SOURCE MATERIAL Block Start

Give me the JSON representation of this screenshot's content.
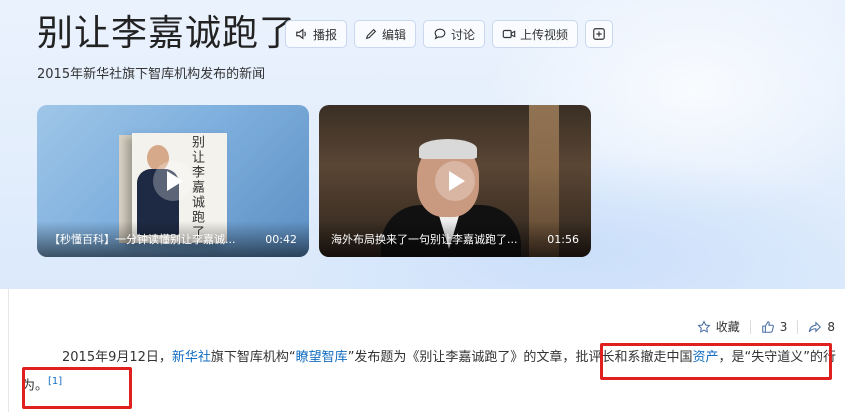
{
  "page": {
    "title": "别让李嘉诚跑了",
    "subtitle": "2015年新华社旗下智库机构发布的新闻"
  },
  "toolbar": {
    "broadcast_label": "播报",
    "edit_label": "编辑",
    "discuss_label": "讨论",
    "upload_video_label": "上传视频"
  },
  "videos": [
    {
      "title": "【秒懂百科】一分钟读懂别让李嘉诚...",
      "duration": "00:42",
      "cover_text": "别让李嘉诚跑了"
    },
    {
      "title": "海外布局换来了一句别让李嘉诚跑了...",
      "duration": "01:56"
    }
  ],
  "actions": {
    "favorite_label": "收藏",
    "like_count": "3",
    "share_count": "8"
  },
  "article": {
    "part1": "2015年9月12日，",
    "link_xinhua": "新华社",
    "part2": "旗下智库机构“",
    "link_liaowang": "瞭望智库",
    "part3": "”发布题为《别让李嘉诚跑了》的文章，",
    "part4": "批评长和系撤走中国",
    "link_assets": "资产",
    "part5": "，是“失守道义”的行为。",
    "ref": "[1]"
  },
  "colors": {
    "accent_link": "#136ec2",
    "highlight_box": "#e0201e"
  }
}
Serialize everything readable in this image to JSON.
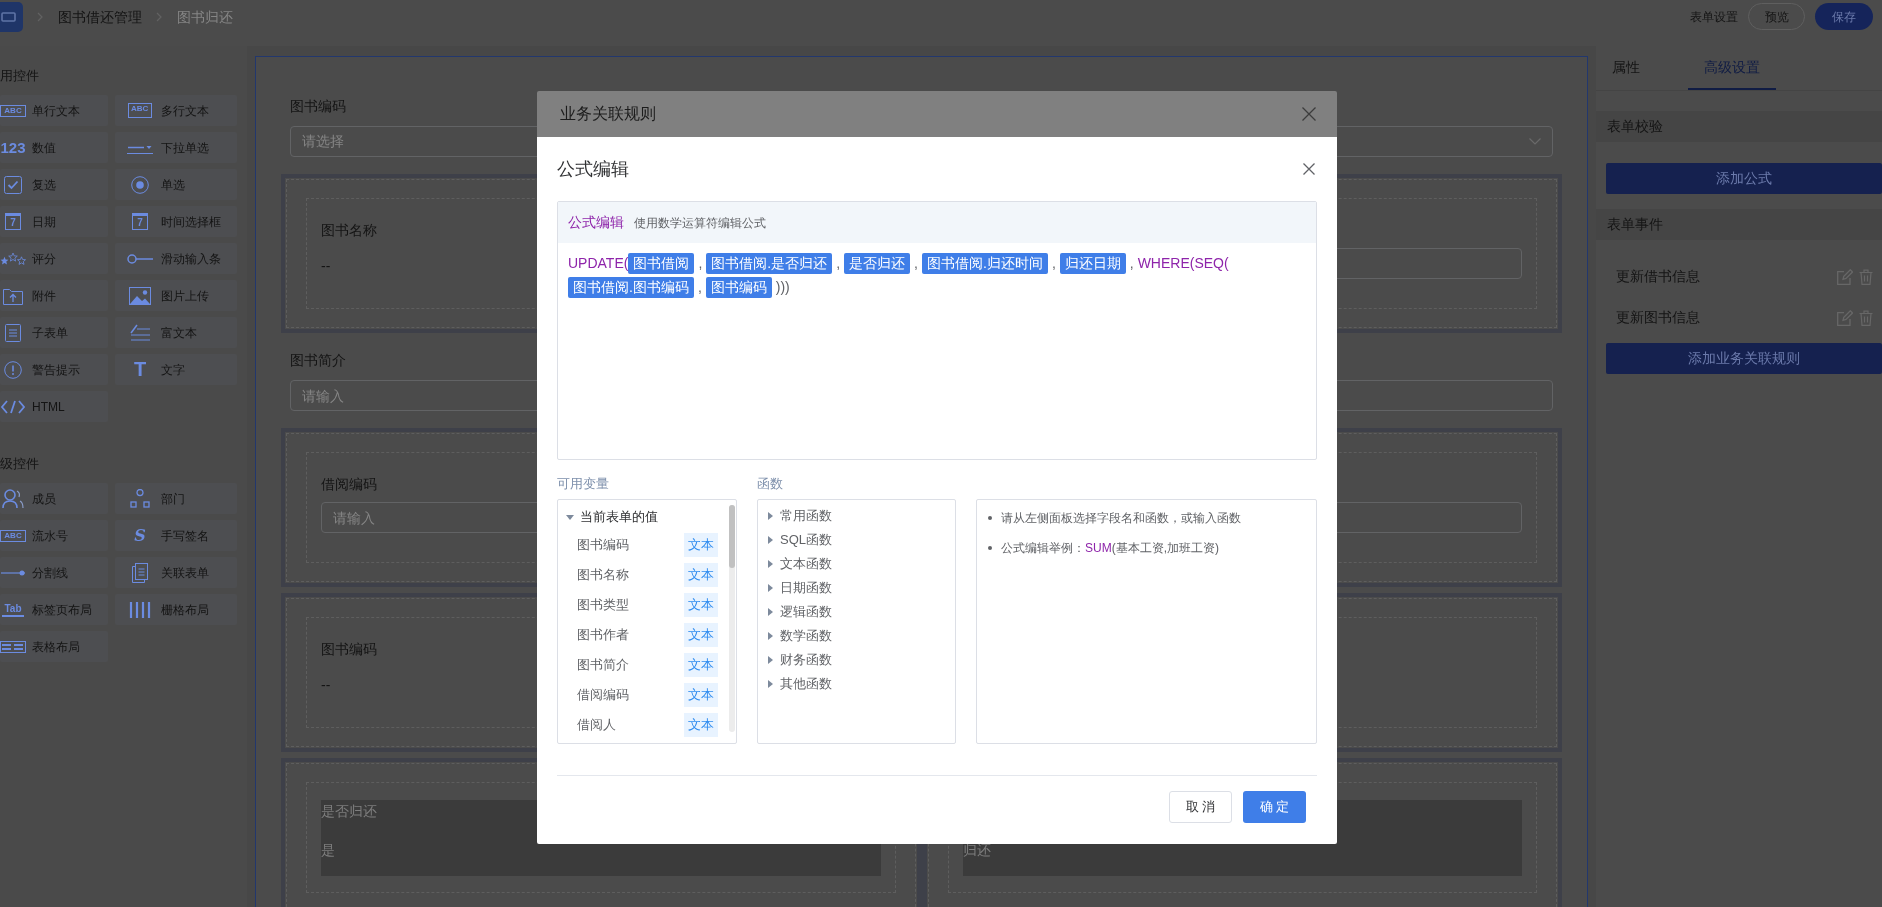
{
  "topbar": {
    "breadcrumb": [
      {
        "label": "图书借还管理",
        "current": false
      },
      {
        "label": "图书归还",
        "current": true
      }
    ],
    "actions": [
      {
        "kind": "link",
        "label": "表单设置"
      },
      {
        "kind": "outline",
        "label": "预览"
      },
      {
        "kind": "primary",
        "label": "保存"
      }
    ]
  },
  "sidebar": {
    "sections": [
      {
        "title": "用控件",
        "items": [
          {
            "kind": "text",
            "label": "单行文本",
            "icon_text": "ABC"
          },
          {
            "kind": "textarea",
            "label": "多行文本",
            "icon_text": "ABC"
          },
          {
            "kind": "number",
            "label": "数值",
            "icon_text": "123"
          },
          {
            "kind": "select",
            "label": "下拉单选"
          },
          {
            "kind": "checkbox",
            "label": "复选"
          },
          {
            "kind": "radio",
            "label": "单选"
          },
          {
            "kind": "date",
            "label": "日期",
            "icon_text": "7"
          },
          {
            "kind": "time",
            "label": "时间选择框",
            "icon_text": "7"
          },
          {
            "kind": "rate",
            "label": "评分"
          },
          {
            "kind": "slider",
            "label": "滑动输入条"
          },
          {
            "kind": "file",
            "label": "附件"
          },
          {
            "kind": "image",
            "label": "图片上传"
          },
          {
            "kind": "subform",
            "label": "子表单"
          },
          {
            "kind": "richtext",
            "label": "富文本"
          },
          {
            "kind": "alert",
            "label": "警告提示"
          },
          {
            "kind": "label",
            "label": "文字",
            "icon_text": "T"
          },
          {
            "kind": "html",
            "label": "HTML"
          }
        ]
      },
      {
        "title": "级控件",
        "items": [
          {
            "kind": "member",
            "label": "成员"
          },
          {
            "kind": "department",
            "label": "部门"
          },
          {
            "kind": "serial",
            "label": "流水号",
            "icon_text": "ABC"
          },
          {
            "kind": "signature",
            "label": "手写签名",
            "icon_text": "S"
          },
          {
            "kind": "divider",
            "label": "分割线"
          },
          {
            "kind": "relation",
            "label": "关联表单"
          },
          {
            "kind": "tabs",
            "label": "标签页布局",
            "icon_text": "Tab"
          },
          {
            "kind": "grid",
            "label": "栅格布局"
          },
          {
            "kind": "table",
            "label": "表格布局"
          }
        ]
      }
    ]
  },
  "form": {
    "rows": [
      {
        "kind": "select",
        "label": "图书编码",
        "placeholder": "请选择"
      },
      {
        "kind": "group",
        "cells": [
          {
            "kind": "text",
            "label": "图书名称",
            "value": "--",
            "disabled": false
          },
          {
            "kind": "input",
            "disabled": false
          }
        ]
      },
      {
        "kind": "input",
        "label": "图书简介",
        "placeholder": "请输入"
      },
      {
        "kind": "group",
        "cells": [
          {
            "kind": "input",
            "label": "借阅编码",
            "placeholder": "请输入",
            "disabled": false
          },
          {
            "kind": "input",
            "disabled": false
          }
        ]
      },
      {
        "kind": "group",
        "cells": [
          {
            "kind": "text",
            "label": "图书编码",
            "value": "--",
            "disabled": false
          },
          {
            "kind": "blank",
            "disabled": false
          }
        ]
      },
      {
        "kind": "group",
        "cells": [
          {
            "kind": "text",
            "label": "是否归还",
            "value": "是",
            "disabled": true
          },
          {
            "kind": "text",
            "value": "归还",
            "disabled": true
          }
        ]
      }
    ]
  },
  "right_panel": {
    "tabs": [
      {
        "label": "属性",
        "selected": false
      },
      {
        "label": "高级设置",
        "selected": true
      }
    ],
    "sections": [
      {
        "title": "表单校验",
        "button": "添加公式"
      },
      {
        "title": "表单事件",
        "items": [
          {
            "label": "更新借书信息"
          },
          {
            "label": "更新图书信息"
          }
        ],
        "button": "添加业务关联规则"
      }
    ]
  },
  "rule_dialog": {
    "title": "业务关联规则"
  },
  "formula_dialog": {
    "title": "公式编辑",
    "editor": {
      "label": "公式编辑",
      "hint": "使用数学运算符编辑公式",
      "tokens": [
        {
          "kind": "func",
          "text": "UPDATE("
        },
        {
          "kind": "field",
          "text": "图书借阅"
        },
        {
          "kind": "sep",
          "text": ","
        },
        {
          "kind": "field",
          "text": "图书借阅.是否归还"
        },
        {
          "kind": "sep",
          "text": ","
        },
        {
          "kind": "field",
          "text": "是否归还"
        },
        {
          "kind": "sep",
          "text": ","
        },
        {
          "kind": "field",
          "text": "图书借阅.归还时间"
        },
        {
          "kind": "sep",
          "text": ","
        },
        {
          "kind": "field",
          "text": "归还日期"
        },
        {
          "kind": "sep",
          "text": ","
        },
        {
          "kind": "func",
          "text": "WHERE(SEQ("
        },
        {
          "kind": "field",
          "text": "图书借阅.图书编码"
        },
        {
          "kind": "sep",
          "text": ","
        },
        {
          "kind": "field",
          "text": "图书编码"
        },
        {
          "kind": "sep",
          "text": ")))"
        }
      ]
    },
    "variables": {
      "label": "可用变量",
      "tree": [
        {
          "label": "当前表单的值",
          "expanded": true,
          "children": [
            {
              "label": "图书编码",
              "type": "文本"
            },
            {
              "label": "图书名称",
              "type": "文本"
            },
            {
              "label": "图书类型",
              "type": "文本"
            },
            {
              "label": "图书作者",
              "type": "文本"
            },
            {
              "label": "图书简介",
              "type": "文本"
            },
            {
              "label": "借阅编码",
              "type": "文本"
            },
            {
              "label": "借阅人",
              "type": "文本"
            }
          ]
        }
      ]
    },
    "functions": {
      "label": "函数",
      "items": [
        {
          "label": "常用函数",
          "expanded": false
        },
        {
          "label": "SQL函数",
          "expanded": false
        },
        {
          "label": "文本函数",
          "expanded": false
        },
        {
          "label": "日期函数",
          "expanded": false
        },
        {
          "label": "逻辑函数",
          "expanded": false
        },
        {
          "label": "数学函数",
          "expanded": false
        },
        {
          "label": "财务函数",
          "expanded": false
        },
        {
          "label": "其他函数",
          "expanded": false
        }
      ]
    },
    "help": [
      {
        "segments": [
          {
            "kind": "plain",
            "text": "请从左侧面板选择字段名和函数，或输入函数"
          }
        ]
      },
      {
        "segments": [
          {
            "kind": "plain",
            "text": "公式编辑举例："
          },
          {
            "kind": "func",
            "text": "SUM"
          },
          {
            "kind": "plain",
            "text": "(基本工资,加班工资)"
          }
        ]
      }
    ],
    "buttons": [
      {
        "kind": "default",
        "label": "取 消"
      },
      {
        "kind": "primary",
        "label": "确 定"
      }
    ]
  }
}
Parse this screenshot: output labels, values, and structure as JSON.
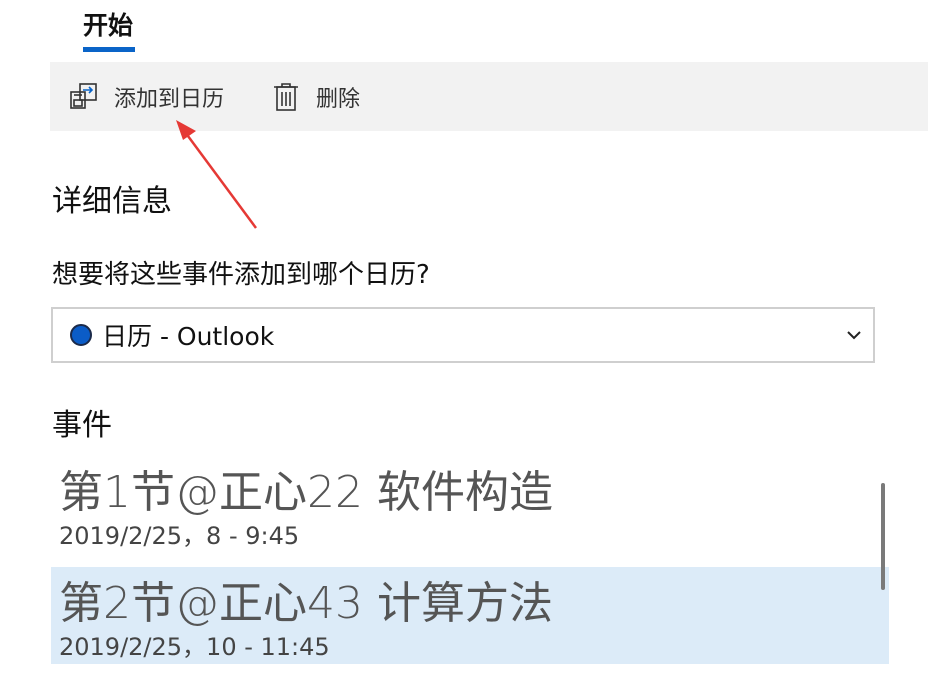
{
  "tab": {
    "label": "开始"
  },
  "toolbar": {
    "add_label": "添加到日历",
    "delete_label": "删除"
  },
  "details": {
    "heading": "详细信息",
    "question": "想要将这些事件添加到哪个日历?",
    "calendar_select": {
      "value": "日历 - Outlook",
      "color": "#0b5cc7"
    }
  },
  "events": {
    "heading": "事件",
    "items": [
      {
        "title": "第1节@正心22 软件构造",
        "time": "2019/2/25，8 - 9:45",
        "selected": false
      },
      {
        "title": "第2节@正心43 计算方法",
        "time": "2019/2/25，10 - 11:45",
        "selected": true
      }
    ]
  },
  "icons": {
    "add": "add-to-calendar-icon",
    "delete": "trash-icon",
    "dropdown": "chevron-down-icon"
  },
  "colors": {
    "accent": "#0a64c8",
    "toolbar_bg": "#f2f2f2",
    "selected_bg": "#dcebf8",
    "annotation_arrow": "#e53935"
  }
}
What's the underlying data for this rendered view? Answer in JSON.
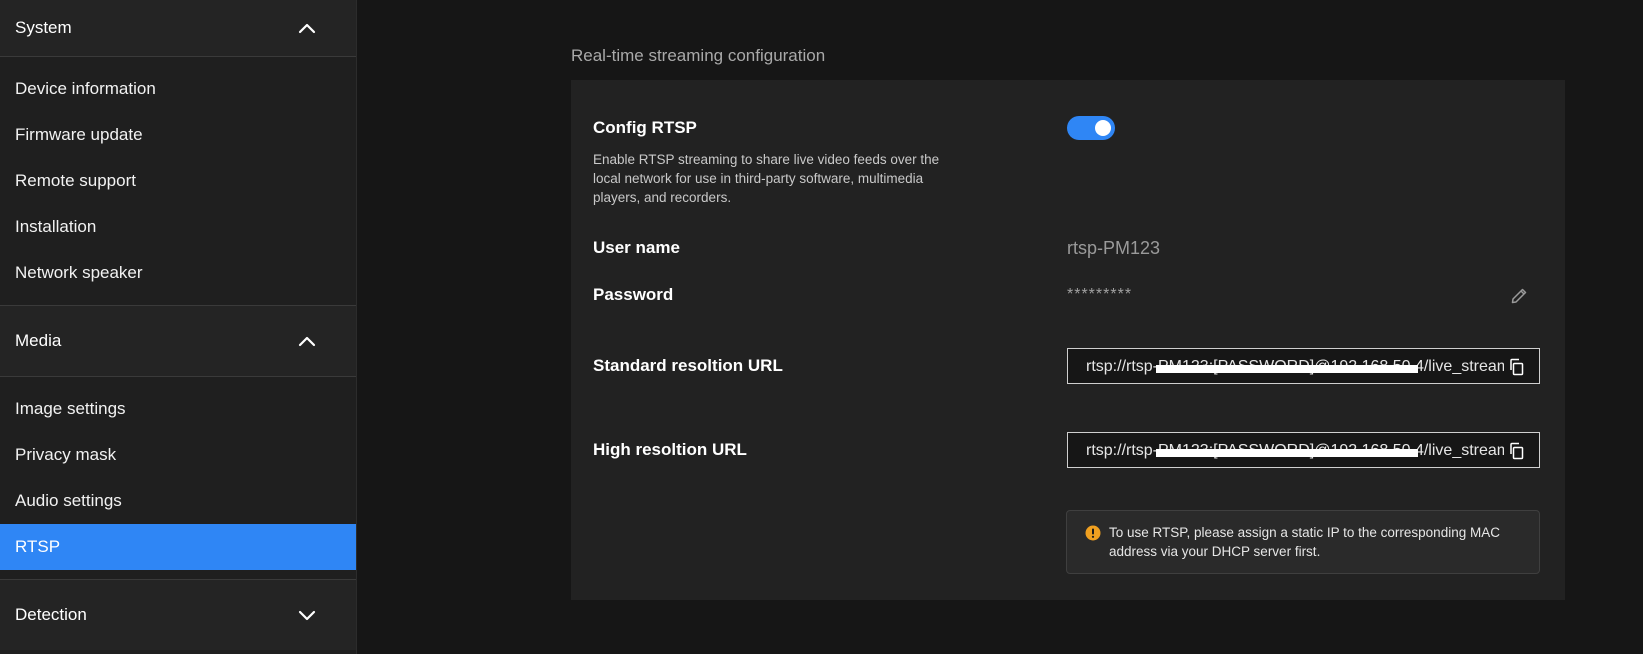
{
  "sidebar": {
    "sections": [
      {
        "title": "System",
        "expanded": true,
        "items": [
          {
            "label": "Device information"
          },
          {
            "label": "Firmware update"
          },
          {
            "label": "Remote support"
          },
          {
            "label": "Installation"
          },
          {
            "label": "Network speaker"
          }
        ]
      },
      {
        "title": "Media",
        "expanded": true,
        "items": [
          {
            "label": "Image settings"
          },
          {
            "label": "Privacy mask"
          },
          {
            "label": "Audio settings"
          },
          {
            "label": "RTSP",
            "active": true
          }
        ]
      },
      {
        "title": "Detection",
        "expanded": false,
        "items": []
      }
    ]
  },
  "main": {
    "section_title": "Real-time streaming configuration",
    "config": {
      "label": "Config RTSP",
      "description": "Enable RTSP streaming to share live video feeds over the local network for use in third-party software, multimedia players, and recorders.",
      "enabled": true
    },
    "username": {
      "label": "User name",
      "value": "rtsp-PM123"
    },
    "password": {
      "label": "Password",
      "value": "*********"
    },
    "standard_url": {
      "label": "Standard resoltion URL",
      "value": "rtsp://rtsp-PM123:[PASSWORD]@192.168.50.4/live_stream"
    },
    "high_url": {
      "label": "High resoltion URL",
      "value": "rtsp://rtsp-PM123:[PASSWORD]@192.168.50.4/live_stream"
    },
    "notice": "To use RTSP, please assign a static IP to the corresponding MAC address via your DHCP server first."
  },
  "colors": {
    "accent": "#2f86f5",
    "warning": "#f0a020",
    "background": "#161616",
    "card": "#222222"
  },
  "icons": {
    "collapse": "chevron-up-icon",
    "expand": "chevron-down-icon",
    "edit": "pencil-icon",
    "copy": "copy-icon",
    "warning": "warning-icon"
  }
}
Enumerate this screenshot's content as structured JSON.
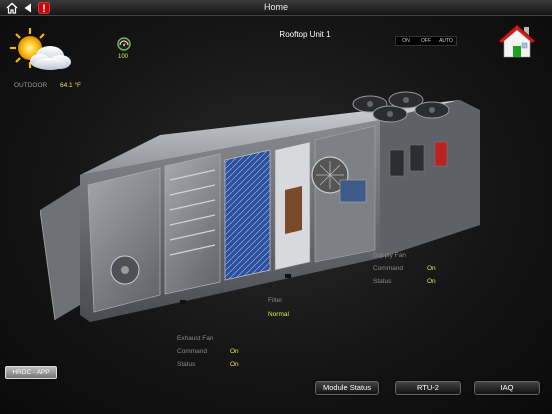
{
  "header": {
    "title": "Home"
  },
  "unit": {
    "title": "Rooftop Unit 1"
  },
  "mode_switch": {
    "options": [
      "ON",
      "OFF",
      "AUTO"
    ]
  },
  "outdoor": {
    "label": "OUTDOOR",
    "value": "64.1 °F"
  },
  "gauge": {
    "value": "100"
  },
  "filter": {
    "label": "Filter",
    "status": "Normal"
  },
  "supply_fan": {
    "label": "Supply Fan",
    "command_label": "Command",
    "command_value": "On",
    "status_label": "Status",
    "status_value": "On"
  },
  "exhaust_fan": {
    "label": "Exhaust Fan",
    "command_label": "Command",
    "command_value": "On",
    "status_label": "Status",
    "status_value": "On"
  },
  "buttons": {
    "hrdc": "HRDC - APP",
    "module_status": "Module Status",
    "rtu2": "RTU-2",
    "iaq": "IAQ"
  },
  "icons": {
    "home": "home-icon",
    "back": "back-arrow-icon",
    "alert": "alert-icon",
    "weather": "partly-sunny-icon",
    "gauge": "gauge-icon",
    "house": "house-icon"
  },
  "colors": {
    "value_yellow": "#e8e84a",
    "alert_red": "#d40000",
    "house_red": "#d01818",
    "house_green": "#1fa31f"
  }
}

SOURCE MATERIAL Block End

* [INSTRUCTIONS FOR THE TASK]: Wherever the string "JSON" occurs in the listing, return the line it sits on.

* [TASK RESULT]:
Give me the JSON representation of this screenshot's content.
Serialize everything readable in this image to JSON.
Parse this screenshot: output labels, values, and structure as JSON.
What's the underlying data for this rendered view? Answer in JSON.
Enumerate this screenshot's content as structured JSON.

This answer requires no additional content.